When combined with 1.4 centimetres of snow, also recorded on Friday, it lifted the monthly precipitation total to 9.9 millimetres.

That’s about half the full norm for April through two-thirds of the month, which along with February are the driest months of the year in this area.

However, this year’s month-to-date total is still less than one quarter of 2014’s full month post for April of 45 millimetres.

So, over the last third of the month, it will take more than four times what we’ve received in the first two thirds in order to match this year what we posted in April of last year.

It’s also worth noting last April was one of three months in which the airport station recorded over 40 millimetres in 2014, and one of six months which posted a total that exceeded the monthly precipitation norms.

Thus, it hardly came as a surprise when the total for the year was about 404 millimetres, and close to the annual norm of 445, but that did not prevent it from being a drought year for the farm community.

That’s because of the totals in each of the five consecutive and traditionally heaviest precipitation months beginning in May – all below the average totals.

The airport weather station norm for that period is about 275 millimetres, but last year, it was less than half that at only 131.9.

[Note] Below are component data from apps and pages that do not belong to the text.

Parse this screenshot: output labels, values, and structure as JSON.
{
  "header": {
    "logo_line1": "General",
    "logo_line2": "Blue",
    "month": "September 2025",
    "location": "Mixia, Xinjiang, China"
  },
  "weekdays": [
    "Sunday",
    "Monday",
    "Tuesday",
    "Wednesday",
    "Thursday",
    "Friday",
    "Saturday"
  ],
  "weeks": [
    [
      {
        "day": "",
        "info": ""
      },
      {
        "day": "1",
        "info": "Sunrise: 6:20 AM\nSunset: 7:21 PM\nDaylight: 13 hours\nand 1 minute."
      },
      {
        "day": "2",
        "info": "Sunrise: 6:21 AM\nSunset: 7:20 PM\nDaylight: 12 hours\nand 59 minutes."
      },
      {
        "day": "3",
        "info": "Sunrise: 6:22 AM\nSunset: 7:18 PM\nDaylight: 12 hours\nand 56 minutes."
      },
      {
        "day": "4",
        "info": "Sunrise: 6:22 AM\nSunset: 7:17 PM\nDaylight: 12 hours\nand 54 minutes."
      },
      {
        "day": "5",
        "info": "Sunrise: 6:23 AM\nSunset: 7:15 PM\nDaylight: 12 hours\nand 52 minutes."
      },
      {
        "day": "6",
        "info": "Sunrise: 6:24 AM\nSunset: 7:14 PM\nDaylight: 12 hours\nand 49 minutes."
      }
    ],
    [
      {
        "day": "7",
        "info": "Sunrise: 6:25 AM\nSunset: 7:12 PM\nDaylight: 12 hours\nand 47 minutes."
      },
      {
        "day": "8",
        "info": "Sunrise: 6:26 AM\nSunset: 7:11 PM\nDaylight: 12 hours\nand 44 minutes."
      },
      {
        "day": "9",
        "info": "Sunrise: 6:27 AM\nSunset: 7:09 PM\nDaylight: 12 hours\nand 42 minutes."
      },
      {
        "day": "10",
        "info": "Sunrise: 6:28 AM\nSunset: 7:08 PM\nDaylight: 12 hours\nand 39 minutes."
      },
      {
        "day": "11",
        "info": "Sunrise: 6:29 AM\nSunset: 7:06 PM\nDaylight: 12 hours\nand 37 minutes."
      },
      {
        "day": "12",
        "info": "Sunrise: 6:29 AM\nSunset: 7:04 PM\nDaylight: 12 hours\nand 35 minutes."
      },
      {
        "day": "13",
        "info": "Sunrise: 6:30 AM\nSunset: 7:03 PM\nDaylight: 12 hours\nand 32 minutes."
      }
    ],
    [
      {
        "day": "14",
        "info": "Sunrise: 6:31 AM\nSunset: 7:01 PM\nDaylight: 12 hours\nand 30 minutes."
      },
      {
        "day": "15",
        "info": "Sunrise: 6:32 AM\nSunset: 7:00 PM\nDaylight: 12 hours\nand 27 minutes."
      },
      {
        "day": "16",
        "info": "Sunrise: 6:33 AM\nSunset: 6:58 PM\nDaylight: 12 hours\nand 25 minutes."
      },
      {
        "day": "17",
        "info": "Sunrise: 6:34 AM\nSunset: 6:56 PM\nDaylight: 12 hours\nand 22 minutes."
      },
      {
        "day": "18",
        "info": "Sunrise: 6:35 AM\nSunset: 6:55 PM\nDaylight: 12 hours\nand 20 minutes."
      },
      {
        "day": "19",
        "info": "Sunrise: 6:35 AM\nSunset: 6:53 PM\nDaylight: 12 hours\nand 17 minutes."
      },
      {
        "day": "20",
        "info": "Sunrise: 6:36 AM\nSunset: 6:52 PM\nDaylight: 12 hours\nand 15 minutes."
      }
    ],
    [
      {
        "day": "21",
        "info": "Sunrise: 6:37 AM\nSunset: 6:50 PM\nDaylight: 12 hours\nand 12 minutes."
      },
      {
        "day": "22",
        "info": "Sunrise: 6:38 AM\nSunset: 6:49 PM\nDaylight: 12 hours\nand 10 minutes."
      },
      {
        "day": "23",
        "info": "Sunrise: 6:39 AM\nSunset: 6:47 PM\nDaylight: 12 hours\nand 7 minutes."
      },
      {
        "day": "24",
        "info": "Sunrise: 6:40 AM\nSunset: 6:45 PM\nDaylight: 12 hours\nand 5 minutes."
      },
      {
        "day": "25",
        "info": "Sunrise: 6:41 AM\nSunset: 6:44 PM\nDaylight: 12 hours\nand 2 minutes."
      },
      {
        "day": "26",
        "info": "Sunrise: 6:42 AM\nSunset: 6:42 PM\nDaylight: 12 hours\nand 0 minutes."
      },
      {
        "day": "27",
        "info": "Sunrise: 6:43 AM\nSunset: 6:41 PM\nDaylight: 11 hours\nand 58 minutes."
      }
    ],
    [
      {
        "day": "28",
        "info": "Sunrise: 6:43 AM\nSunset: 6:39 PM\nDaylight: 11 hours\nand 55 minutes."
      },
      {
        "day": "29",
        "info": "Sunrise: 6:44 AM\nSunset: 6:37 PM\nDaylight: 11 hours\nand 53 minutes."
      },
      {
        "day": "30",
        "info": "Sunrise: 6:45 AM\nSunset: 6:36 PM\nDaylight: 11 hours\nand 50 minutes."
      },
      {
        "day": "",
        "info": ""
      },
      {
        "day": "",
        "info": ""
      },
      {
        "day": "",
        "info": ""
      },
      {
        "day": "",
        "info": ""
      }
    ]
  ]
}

So even though this week has started with an Environment Canada forecast that could get the airport weather office back on pace to post an April total in excess of the monthly average, for the fourth time in as many months this year, it will again really mean very little in determining the success of the crop year.

Once again that will likely rest on what happens in the months to follow, particularly June, July and August – which in this area have a combined norm of nearly 200 millimetres.